Notably, advanced economies have not been immune to this wave of upheaval. In fact, civilian anti-government protests grew at a faster rate in Europe and North America than the global average. From the inauguration of President Donald Trump on January 20, 2017 to January 1, 2020, almost 11.5 million Americans participated in 16,000 protests in every US state, which included the five largest demonstrations in US history.
The CSIS makes this troubled prediction:
In a great turn of history, protests have been muted in recent weeks likely due to the outbreak of the novel coronavirus. … The coronavirus will likely suppress protests in the short term both due to government restrictions in urban areas and citizens’ own reluctance to expose themselves to large public gatherings. However, depending on the future course of this likely pandemic, government responses may themselves become another trigger of mass political protest.
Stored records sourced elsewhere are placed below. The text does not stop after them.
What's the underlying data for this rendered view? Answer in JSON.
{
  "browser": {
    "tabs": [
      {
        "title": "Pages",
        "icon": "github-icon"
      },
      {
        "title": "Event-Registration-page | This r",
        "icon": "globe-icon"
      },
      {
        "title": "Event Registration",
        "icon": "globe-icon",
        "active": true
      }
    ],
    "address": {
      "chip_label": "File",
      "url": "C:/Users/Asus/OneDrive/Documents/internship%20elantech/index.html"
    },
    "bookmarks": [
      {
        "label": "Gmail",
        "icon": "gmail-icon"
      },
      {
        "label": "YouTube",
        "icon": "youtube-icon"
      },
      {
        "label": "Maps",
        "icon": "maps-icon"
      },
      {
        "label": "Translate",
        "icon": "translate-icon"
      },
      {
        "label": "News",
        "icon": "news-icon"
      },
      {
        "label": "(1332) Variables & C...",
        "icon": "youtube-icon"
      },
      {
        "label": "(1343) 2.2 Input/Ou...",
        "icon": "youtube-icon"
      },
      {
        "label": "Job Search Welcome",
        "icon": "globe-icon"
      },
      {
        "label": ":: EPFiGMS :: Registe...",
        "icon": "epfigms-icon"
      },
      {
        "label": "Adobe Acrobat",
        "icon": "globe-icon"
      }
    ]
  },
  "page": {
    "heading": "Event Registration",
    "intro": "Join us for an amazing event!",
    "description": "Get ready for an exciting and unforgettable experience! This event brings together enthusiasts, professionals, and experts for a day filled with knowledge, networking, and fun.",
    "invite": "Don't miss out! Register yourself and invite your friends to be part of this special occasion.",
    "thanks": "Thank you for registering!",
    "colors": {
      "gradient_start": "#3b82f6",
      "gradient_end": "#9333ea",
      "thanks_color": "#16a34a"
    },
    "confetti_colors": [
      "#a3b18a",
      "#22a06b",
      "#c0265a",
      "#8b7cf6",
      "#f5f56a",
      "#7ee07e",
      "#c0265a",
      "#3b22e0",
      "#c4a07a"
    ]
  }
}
The CSIS calls attention to another significant aspect of this upsurge of mass protests:
[O]ne worrisome signature of this era of mass protests is the common link of their leaderless nature. Citizens are losing faith in current leaders, elites, and institutions and taking to the streets in frustration and often disgust.
It is true that a revolutionary Marxist party does not yet stand at the leadership of masses of workers. But the process through which the Marxist—that is, Trotskyist—movement wins the leadership of the masses is maturing rapidly. The growth in the readership of the World Socialist Web Site, which now has an international audience of well over a million readers per month, indicates the development of a revolutionary socialist orientation within growing sections of the working class.
In the political orientation of the working class, insisted Leon Trotsky, the founder of the Fourth International, the objective conditions arising out of the crisis of capitalism are the decisive factor. The logic of the class struggle drives the working class toward revolutionary conclusions. Witnessing how the ruling class plunders society, stuffing its bank accounts with trillions handed over free of charge, the workers are losing respect for the rights of capitalist property. The old prejudices against the seizure of capitalist property are being dissipated.
The words of Marx, written at the conclusion of Volume I of Das Kapital, acquire burning actuality in our own epoch: “The knell of capitalist property sounds. The expropriators are expropriated.”
Finally, the working class, as it passes through this crisis, can recognize as never before the common struggle and destiny of the laboring mass all over the world. The pandemic is a world experience, requiring a world solution. In the fight against the coronavirus, issues of race, ethnicity, nationality and gender fade into insignificance. The struggle against the pandemic demands the surmounting of all national barriers that inhibit the productive and progressive collaboration of humanity.
There is a deep-felt belief that the world must change. The pandemic has exposed capitalism as an anachronistic social system, a barrier not only to progress in the most general sense, but to the survival of the human species.
Objective conditions impel the working class toward socialist revolution. But that which is objectively possible and necessary must be acted upon. The essential link between the possible and its realization is conscious action. It is not enough to criticize the state of the world. The task is to change it. Therefore, I appeal to all those who are watching and listening throughout the world to make the decision to join us in the fight to build the International Committee of the Fourth International as the World Party of Socialist Revolution.